December 23, 2021, started like any other day for Jo Spare. It ended like no other.
A busy mum-of-two, she was prepping for Christmas around work. She’d made a GP appointment after feeling run down and thinking she might have had tonsillitis. She nearly cancelled. Luckily, she didn’t.
“I was at the doctors that morning and arrived at the Royal and started chemo that night,” she recalled.
Having had a blood test at her GP surgery, the results were rang through to her later that afternoon in a phone call that changed everything.
“They told me I needed to get to the Osborne Building as soon as possible. Knowing the hospital, I knew what that meant.”
Jo went into autopilot and quickly packed a bag, with Covid visiting restrictions in place, her husband dropped her off at the hospital, neither of
them knowing then that they wouldn’t see each other again for eight weeks.

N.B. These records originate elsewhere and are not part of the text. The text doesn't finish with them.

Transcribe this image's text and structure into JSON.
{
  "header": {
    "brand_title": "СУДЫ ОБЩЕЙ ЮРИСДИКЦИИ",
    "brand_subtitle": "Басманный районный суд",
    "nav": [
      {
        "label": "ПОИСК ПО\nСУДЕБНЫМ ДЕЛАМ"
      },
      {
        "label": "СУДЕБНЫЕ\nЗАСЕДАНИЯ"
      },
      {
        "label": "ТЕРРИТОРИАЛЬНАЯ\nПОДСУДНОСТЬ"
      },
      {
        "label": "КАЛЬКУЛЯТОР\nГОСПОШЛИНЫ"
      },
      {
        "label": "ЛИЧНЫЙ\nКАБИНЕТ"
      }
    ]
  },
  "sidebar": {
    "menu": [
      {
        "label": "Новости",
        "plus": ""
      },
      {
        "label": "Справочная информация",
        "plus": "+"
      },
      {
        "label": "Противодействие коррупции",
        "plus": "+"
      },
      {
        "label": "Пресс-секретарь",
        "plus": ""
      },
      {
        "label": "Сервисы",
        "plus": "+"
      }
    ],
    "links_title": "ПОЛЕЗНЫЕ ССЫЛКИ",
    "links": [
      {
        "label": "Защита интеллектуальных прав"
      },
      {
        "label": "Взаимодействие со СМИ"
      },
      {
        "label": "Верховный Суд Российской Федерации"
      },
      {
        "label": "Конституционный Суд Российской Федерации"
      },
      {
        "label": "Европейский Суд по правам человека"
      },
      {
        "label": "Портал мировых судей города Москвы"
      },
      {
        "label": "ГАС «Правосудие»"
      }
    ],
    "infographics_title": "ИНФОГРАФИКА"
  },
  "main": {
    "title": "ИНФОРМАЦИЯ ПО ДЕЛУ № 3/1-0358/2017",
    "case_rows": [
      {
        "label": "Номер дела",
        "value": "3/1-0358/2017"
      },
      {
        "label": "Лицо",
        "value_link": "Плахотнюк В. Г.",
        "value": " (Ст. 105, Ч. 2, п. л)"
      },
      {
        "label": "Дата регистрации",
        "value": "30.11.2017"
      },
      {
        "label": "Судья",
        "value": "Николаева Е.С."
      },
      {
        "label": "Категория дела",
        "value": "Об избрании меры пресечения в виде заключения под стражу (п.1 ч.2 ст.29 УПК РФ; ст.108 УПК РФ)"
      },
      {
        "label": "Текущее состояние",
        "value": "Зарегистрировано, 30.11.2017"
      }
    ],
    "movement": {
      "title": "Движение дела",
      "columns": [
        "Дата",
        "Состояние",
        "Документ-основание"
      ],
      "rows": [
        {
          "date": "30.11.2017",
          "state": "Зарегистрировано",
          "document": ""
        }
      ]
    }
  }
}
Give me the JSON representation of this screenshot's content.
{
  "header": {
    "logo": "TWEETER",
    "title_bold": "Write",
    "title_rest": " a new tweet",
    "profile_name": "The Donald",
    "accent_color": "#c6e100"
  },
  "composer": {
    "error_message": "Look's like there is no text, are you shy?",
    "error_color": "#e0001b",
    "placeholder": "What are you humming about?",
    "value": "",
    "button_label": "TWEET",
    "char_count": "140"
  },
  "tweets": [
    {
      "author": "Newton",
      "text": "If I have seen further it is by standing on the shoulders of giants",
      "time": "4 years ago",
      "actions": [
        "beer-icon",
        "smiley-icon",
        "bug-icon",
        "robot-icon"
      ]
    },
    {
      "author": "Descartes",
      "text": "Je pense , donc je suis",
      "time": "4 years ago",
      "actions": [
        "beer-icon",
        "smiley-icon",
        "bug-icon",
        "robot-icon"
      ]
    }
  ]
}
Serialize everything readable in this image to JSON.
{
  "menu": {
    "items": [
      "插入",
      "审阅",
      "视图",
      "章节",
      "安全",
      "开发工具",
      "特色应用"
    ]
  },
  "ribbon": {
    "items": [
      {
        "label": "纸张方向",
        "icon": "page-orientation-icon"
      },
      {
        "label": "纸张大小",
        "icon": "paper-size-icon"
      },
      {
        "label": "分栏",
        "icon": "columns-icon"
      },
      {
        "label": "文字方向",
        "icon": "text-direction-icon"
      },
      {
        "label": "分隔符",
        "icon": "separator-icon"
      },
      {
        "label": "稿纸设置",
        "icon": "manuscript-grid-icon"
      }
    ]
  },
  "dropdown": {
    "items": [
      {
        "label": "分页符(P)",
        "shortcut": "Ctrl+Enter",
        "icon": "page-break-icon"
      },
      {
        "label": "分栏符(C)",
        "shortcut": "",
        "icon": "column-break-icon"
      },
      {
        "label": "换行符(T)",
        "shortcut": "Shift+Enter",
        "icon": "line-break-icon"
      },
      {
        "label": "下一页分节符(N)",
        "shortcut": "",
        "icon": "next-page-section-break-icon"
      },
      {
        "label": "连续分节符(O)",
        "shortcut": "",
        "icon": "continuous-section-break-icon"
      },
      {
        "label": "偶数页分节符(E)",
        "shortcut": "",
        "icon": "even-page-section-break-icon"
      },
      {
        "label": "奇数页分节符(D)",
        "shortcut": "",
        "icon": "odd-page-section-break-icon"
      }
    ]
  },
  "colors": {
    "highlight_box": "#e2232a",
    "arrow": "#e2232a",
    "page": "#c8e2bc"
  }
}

“It sounds mad but as I sat there, having started cancer treatment literally hours after a blood test, I was just relieved I’d wrapped the presents and sorted a turkey. It hadn’t sunk in.”
Jo’s diagnosis – acute myloid leukaemia - meant she would need four bouts of chemotherapy. The first was delivered in hospital. She spent Christmas Day and the weeks that followed alone in hospital, unable to see her family.
“It was just so tough, looking back now I don’t know how we did it.
“The staff were lovely and I spoke to my family on FaceTime but it was mentally so challenging.”
Not allowing herself to think she’d be repeating the feat another three times, it was a conversation that took place before she was discharged after her first round of treatment that perked Jo up.
“There was talk of perhaps being able to have my chemo at home. When it was offered I didn’t even have to think about it.”
The ambulatory care team were called in and a treatment plan was drawn up.
“Natasha and Anika have been amazing. They haven’t just supported me but my whole family.
“The fact I’ve been able to stay at home, sleep in my own bed, eat my own food, all while being treated for cancer has made such a difference to my experience and to my recovery.”
Chemotherapy drugs are administered through a pump, meaning patients can live at home, with the oversight of a dedicated team and regular appointments.
Ambulatory Care and Post-Transplant Specialist Nurses Anika Sirel and Natasha Woolgar arepart of the team supporting patients to continue treatment at home, are clear on the benefits too.
“The service really is about doing what we can to make what is an incredibly difficult time just a little bit more manageable and bearable.
“Helping patients get the care they need and be at home while they get it is something we’re really pleased to offer.
“But we recognise that for some patients it doesn’t work and isn’t what they want and that’s ok too.
“We still get the chance to support our patients and that’s what our role is all about.”